Cloudlifters Now Do More Than Add Gain

The extra clean gain of Cloud Microphones’ Cloudlifter activators have saved the day for many owners of dynamic and ribbon microphones. The gain turns these low output mics into instruments with sufficient gain to drive modern preamps and computer interfaces.

But that’s just the beginning. Many don’t understand that Cloud's Cloudlifters have now moved beyond just adding gain. The CL-Z model ($249) not only adds gain, but has variable input impedance adjustable from 150 to 15k ohm so users can find the sweet spot for any mic. The Z-i model ($379) shapes and contours tone, whether using a microphone or going direct with a bass, guitar or keyboard. Both models have continuously variable high-pass filtering @ -6dB per octave. This works in tandem with the variable impedance control for even greater tonal shaping.

Cloudlifter CL-Z. Click to enlarge.

Cloudlifter CL-Z. Click to enlarge.

The CL-Z has Class A, discrete JFET circuitry, while the Z-i model has both discrete JFET circuitry and Hi-Z to Lo-Z premium CineMag instrument transformer.

These two Cloudlifters can improve the tone of mics with very low output impedances. The output level is switchable from around +12 to +24 dB via the More/Max switch, and there's a low enough output impedance to drive long cable runs where necessary. There's also a variable low-cut filter that ranges from 20 to 250 Hz.

In most cases, the filter frequency will be between 60 and 100 Hz. This is where the sweet spot is found for most microphones. All this is built into a very rugged steel enclosure that's around the size of a DI box. Both the in and out audio connections are on balanced XLRs. All Cloudlifters are powered by standard 48V phantom power.

I tried a Cloudlifter CL-Z with a standard issue Shure SM58 in a voice-over set-up that normally uses an AEA active ribbon mic. As I turned the impedance knob higher, not only the richness of the dynamic increased but other subtle changes occurred as well. With adjustment, the CL-Z transformed the sound of the SM58.

Shure's SM7 is often now packaged with Cloudlifters to boost output

Shure's SM7 is often now packaged with Cloudlifters to boost output

As the dial was turned, it sounded as if the microphone become more saturated or compressed.

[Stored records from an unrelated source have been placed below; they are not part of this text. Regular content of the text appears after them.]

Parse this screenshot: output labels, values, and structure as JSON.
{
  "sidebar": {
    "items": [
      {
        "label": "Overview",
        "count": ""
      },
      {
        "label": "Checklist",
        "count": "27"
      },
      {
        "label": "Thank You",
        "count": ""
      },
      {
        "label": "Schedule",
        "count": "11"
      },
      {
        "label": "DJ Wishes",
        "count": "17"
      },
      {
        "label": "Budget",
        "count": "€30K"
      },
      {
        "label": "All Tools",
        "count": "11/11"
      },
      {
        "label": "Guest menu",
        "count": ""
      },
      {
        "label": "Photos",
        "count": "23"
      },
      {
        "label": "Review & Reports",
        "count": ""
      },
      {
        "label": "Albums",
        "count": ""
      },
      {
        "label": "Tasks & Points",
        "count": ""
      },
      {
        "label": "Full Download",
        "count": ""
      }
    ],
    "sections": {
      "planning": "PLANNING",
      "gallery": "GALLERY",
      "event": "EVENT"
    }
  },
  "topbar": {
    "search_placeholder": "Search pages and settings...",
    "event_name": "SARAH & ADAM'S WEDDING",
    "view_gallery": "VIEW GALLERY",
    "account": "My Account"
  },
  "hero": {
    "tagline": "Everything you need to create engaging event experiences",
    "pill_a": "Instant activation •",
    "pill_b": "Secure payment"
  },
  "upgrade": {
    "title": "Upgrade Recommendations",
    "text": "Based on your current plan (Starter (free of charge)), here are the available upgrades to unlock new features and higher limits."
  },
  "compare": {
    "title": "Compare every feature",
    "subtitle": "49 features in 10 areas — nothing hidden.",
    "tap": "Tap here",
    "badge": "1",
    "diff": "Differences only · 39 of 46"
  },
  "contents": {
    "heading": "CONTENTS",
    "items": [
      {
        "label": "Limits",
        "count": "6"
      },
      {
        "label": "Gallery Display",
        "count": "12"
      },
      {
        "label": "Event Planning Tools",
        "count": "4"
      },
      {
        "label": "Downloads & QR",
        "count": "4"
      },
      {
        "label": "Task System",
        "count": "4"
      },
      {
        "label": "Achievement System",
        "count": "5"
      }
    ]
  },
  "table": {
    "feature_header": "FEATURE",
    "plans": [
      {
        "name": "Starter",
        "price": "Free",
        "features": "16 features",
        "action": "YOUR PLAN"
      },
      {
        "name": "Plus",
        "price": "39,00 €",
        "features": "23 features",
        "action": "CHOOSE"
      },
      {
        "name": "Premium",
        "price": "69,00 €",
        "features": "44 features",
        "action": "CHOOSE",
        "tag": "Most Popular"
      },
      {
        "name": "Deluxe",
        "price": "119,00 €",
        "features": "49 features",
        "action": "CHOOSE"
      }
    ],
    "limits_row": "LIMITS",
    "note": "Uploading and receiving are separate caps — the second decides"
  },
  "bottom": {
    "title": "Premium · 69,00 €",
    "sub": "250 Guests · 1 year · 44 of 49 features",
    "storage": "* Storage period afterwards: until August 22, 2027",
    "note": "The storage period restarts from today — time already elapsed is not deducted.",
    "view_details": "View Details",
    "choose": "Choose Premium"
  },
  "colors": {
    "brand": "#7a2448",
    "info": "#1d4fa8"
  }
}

It allowed the user to experiment and find creative uses in the more radical settings of the box, including thinning out a sound. It enhanced the creative potential of this standard issue dynamic mic.

These advanced Cloudlifters are a must for passive ribbon and large diaphragm dynamic mic owners. They enhance low-output dynamics, like the broadcast-standard Shure SM7, and shape the sound like a full blown mic preamp. Passive ribbons come alive when run through a Cloudlifter. Having control control over the impedance of these mics offers new and surprising benefits than enhance the sound.

Let us know what you think…

Log-in or Register for free to post comments…

You might also like...

Creating a Low Cost Studio on a Tight Budget

With the few recording studios now for only the rich and famous, many organizations want to take advantage of the streaming media landscape with low-cost podcasts and web presentations. Fortunately, high-quality gear is now available that can be easily set-up…

Loudspeaker Technology Part 15: A Catalogue of Shortcomings

Loudspeakers began as simple wooden boxes. Today, they have evolved into a wide variety of shapes, sizes, colours, materials and technology. Yet, the physics of audio acoustics and the human auditory system has not changed. John Watkinson looks at the…

Recording Professional Voiceovers in Homes and Offices

For most of us, the era of the recording studio is long over. Voiceovers for broadcasts, podcasts and narration are now mostly done in homes, offices and other make-shift locations. It’s a new world that requires a special engineering s…

2018 NAB Show Highlights Complex State of the Industry

Following numerous private conversations and panel discussions at the recent 2018 NAB Show, it’s become clear that broadcasters are being challenged like never before to hold the line on CapEx spending while delivering more content across their linear platforms. Because o…

Getting Good Audio with Hidden Microphones

Sometimes — when boom or lavalier mics aren’t appropriate — engineers must record good audio with microphones hidden on a set. This can be a challenge. Here’s a look at how to hide microphones for maximum effect.